■ Description of the task: The task calls for every entry to be printed word for word, without the images.

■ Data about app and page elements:
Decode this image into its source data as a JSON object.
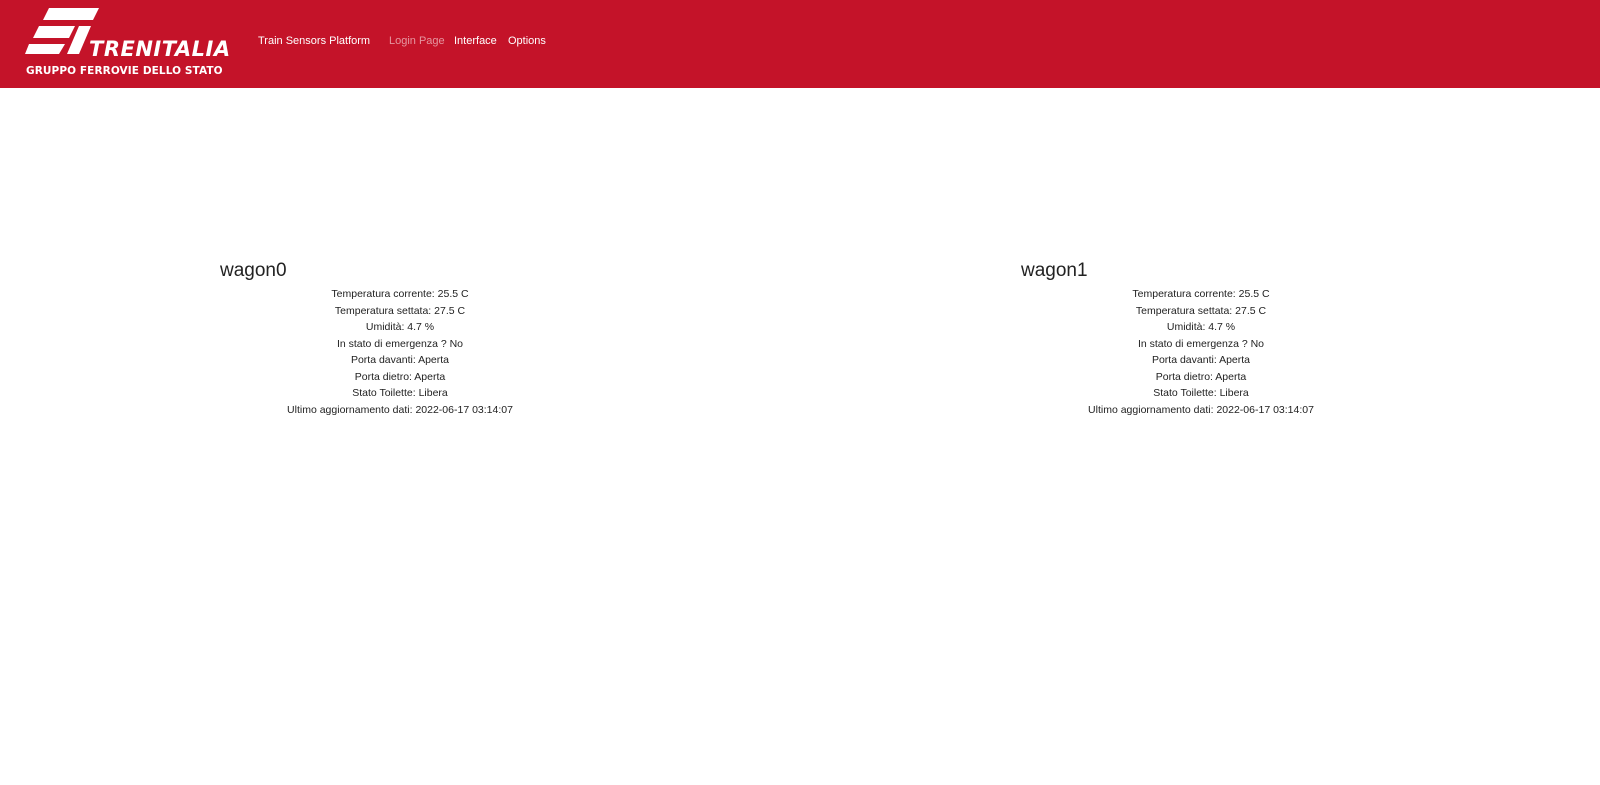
{
  "navbar": {
    "background_color": "#c41329",
    "logo": {
      "icon": "fs-logo-icon",
      "wordmark": "TRENITALIA",
      "subtitle": "GRUPPO FERROVIE DELLO STATO"
    },
    "brand": "Train Sensors Platform",
    "links": {
      "login": "Login Page",
      "interface": "Interface",
      "options": "Options"
    }
  },
  "wagons": [
    {
      "name": "wagon0",
      "temp_current": "Temperatura corrente: 25.5 C",
      "temp_set": "Temperatura settata: 27.5 C",
      "humidity": "Umidità: 4.7 %",
      "emergency": "In stato di emergenza ? No",
      "front_door": "Porta davanti: Aperta",
      "back_door": "Porta dietro: Aperta",
      "toilet": "Stato Toilette: Libera",
      "last_update": "Ultimo aggiornamento dati: 2022-06-17 03:14:07"
    },
    {
      "name": "wagon1",
      "temp_current": "Temperatura corrente: 25.5 C",
      "temp_set": "Temperatura settata: 27.5 C",
      "humidity": "Umidità: 4.7 %",
      "emergency": "In stato di emergenza ? No",
      "front_door": "Porta davanti: Aperta",
      "back_door": "Porta dietro: Aperta",
      "toilet": "Stato Toilette: Libera",
      "last_update": "Ultimo aggiornamento dati: 2022-06-17 03:14:07"
    }
  ]
}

■ Solution for this problem:
Decode this image into its source data as a JSON object.
{
  "navbar": {
    "background_color": "#c41329",
    "logo": {
      "icon": "fs-logo-icon",
      "wordmark": "TRENITALIA",
      "subtitle": "GRUPPO FERROVIE DELLO STATO"
    },
    "brand": "Train Sensors Platform",
    "links": {
      "login": "Login Page",
      "interface": "Interface",
      "options": "Options"
    }
  },
  "wagons": [
    {
      "name": "wagon0",
      "temp_current": "Temperatura corrente: 25.5 C",
      "temp_set": "Temperatura settata: 27.5 C",
      "humidity": "Umidità: 4.7 %",
      "emergency": "In stato di emergenza ? No",
      "front_door": "Porta davanti: Aperta",
      "back_door": "Porta dietro: Aperta",
      "toilet": "Stato Toilette: Libera",
      "last_update": "Ultimo aggiornamento dati: 2022-06-17 03:14:07"
    },
    {
      "name": "wagon1",
      "temp_current": "Temperatura corrente: 25.5 C",
      "temp_set": "Temperatura settata: 27.5 C",
      "humidity": "Umidità: 4.7 %",
      "emergency": "In stato di emergenza ? No",
      "front_door": "Porta davanti: Aperta",
      "back_door": "Porta dietro: Aperta",
      "toilet": "Stato Toilette: Libera",
      "last_update": "Ultimo aggiornamento dati: 2022-06-17 03:14:07"
    }
  ]
}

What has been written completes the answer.